The operating system was called CPM-80, I think.
Shortly after that, in June 1986, I took my first trip overseas to the UK for
a month, with my friend Hilary. What an experience! Whilst traveling around
the UK I visited every bookshop we came across, and any other shop that looked
as though it may sell computers, but they were far and few between. I ended up
buying a computer magazine in which there was a full page advert for AutoCAD.
After making enquiries I was directed to the distributor of AutoCAD in the UK.
Enter Harry Potter.
At this stage I must mentioned that I have just recently read the first Harry
Potter book by J. C. Rowling called "Harry Potter and the Philosopher's Stone".
I encourage you, if you have not as yet read this book to do so. It will make
my story a lot more interesting. Whilst reading this book I had this very strong
feeling of deja vu.
Hogarth is taking Harry Potter to London to do shopping for his kit before he is
sent off to Hogwarts, a boarding school for witches & wizards. Whilst walking
through London they reach their destination, a door, which is the entrance to
the place where they need to purchase the kit. The only problem is that it
appears to Harry that he and Hogarth are the only ones who are able to see
the door, which is the entrance to the shops.
Back to my story.
After speaking to the distributor of AutoCAD, I was instructed to visit Stage
One, which is what the distributor was called.
Hilary and I set off by Underground to Waterloo Station, and map in hand,
headed for the address give us, of Stage One.
Now, for such a full-page advert of a software package that every designer
would "kill" for, I thought we should see the shop, with neon lights blazing,
from at least a block or possible even two blocks away. When we reached the
address I looked at the map, re-looked at the address, twice, then went to
closest door to the address and asked the "Indian" gentleman if he knew where
Stage One, or AutoCAD, could be found. He had never heard of either but

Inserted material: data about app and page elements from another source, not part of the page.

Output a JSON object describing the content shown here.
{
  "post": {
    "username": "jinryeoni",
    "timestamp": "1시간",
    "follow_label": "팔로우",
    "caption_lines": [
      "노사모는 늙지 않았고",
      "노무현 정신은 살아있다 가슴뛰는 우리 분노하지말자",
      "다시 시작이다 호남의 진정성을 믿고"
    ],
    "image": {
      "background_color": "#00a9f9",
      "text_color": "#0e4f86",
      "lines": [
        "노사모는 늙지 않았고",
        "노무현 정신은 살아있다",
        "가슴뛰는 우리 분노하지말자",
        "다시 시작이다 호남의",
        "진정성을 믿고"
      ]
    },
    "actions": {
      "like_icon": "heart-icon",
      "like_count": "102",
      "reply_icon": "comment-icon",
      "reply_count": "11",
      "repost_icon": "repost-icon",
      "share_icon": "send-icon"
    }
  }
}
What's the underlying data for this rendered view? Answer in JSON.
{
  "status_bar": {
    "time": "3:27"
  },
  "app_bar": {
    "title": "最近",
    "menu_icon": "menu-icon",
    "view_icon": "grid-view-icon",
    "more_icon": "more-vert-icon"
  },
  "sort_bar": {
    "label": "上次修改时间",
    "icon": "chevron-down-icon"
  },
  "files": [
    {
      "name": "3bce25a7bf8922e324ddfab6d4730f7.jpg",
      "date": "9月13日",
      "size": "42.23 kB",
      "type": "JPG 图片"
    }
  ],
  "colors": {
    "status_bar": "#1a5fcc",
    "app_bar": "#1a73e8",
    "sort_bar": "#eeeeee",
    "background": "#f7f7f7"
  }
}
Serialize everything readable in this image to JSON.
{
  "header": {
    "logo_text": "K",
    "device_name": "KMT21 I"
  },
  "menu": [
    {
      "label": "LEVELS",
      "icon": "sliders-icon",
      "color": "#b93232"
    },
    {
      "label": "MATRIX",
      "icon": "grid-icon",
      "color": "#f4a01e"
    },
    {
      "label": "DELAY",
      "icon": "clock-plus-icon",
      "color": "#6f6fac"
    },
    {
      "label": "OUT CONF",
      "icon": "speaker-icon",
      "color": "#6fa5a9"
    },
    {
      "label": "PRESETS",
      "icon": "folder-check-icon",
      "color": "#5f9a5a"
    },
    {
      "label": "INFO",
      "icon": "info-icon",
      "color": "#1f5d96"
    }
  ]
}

suggested that we try the shop next door. That we did, with the same results.
In desperation, we tried the single door between both the aforementioned
shops and hey presto!, some large fellow by the name of Richard Handyside
introduced himself as the manager. Once inside, and having carefully to negotiate piles of boxes, manuals, and 5¼-inch floppy disks, the shop seemed
to open up after a few meters of passage. Was this it? AutoCAD? Autodesk?
I don't think "Autodesk" had yet been born at this stage.
After a brief discussion with Richard and one of his colleagues, we left
with "Demo Copy" of AutoCAD 1.3 under arm, very happy to now return to South Africa and get stuck into the CAD drawing business. I had a lot
more long distance chats to Richard Handyside, most went something like "how do you draw a line an exact length and an exact angle?" and "How do
you snap to a line". "Snap! What's that?"
I remember buying an IBM PC when I returned from the UK because AutoCAD only became available on the NCR DM5 a few months later and I could not wait.
I also remember that version 1.4 arrived on 2 floppy disks, one for the program, and one for the drivers. Sample drawings were also on one of the
However, it was not long after this that my business changed from doing drawings, to selling AutoCAD. (Sorry Kenny) My first customer was a
Mr. Gerald Gordon who was a lecturer in Architecture at the University of Witwatersrand, and who was referred to me by Richard Handyside.
A few years later my company Infosoft merged with two other dealers, CadArt and TechnoCAD, to form Afracad, the largest Autodesk dealer
in Africa at that stage. Does Afracad ring a bell? (think Afralisp?)
A few years later Autodesk's founder John Walker came to visit us in South Africa. (Remind me to tell you about that one.)
P.S. If you old enough to remember any of this, or even if you're not, drop me a line on :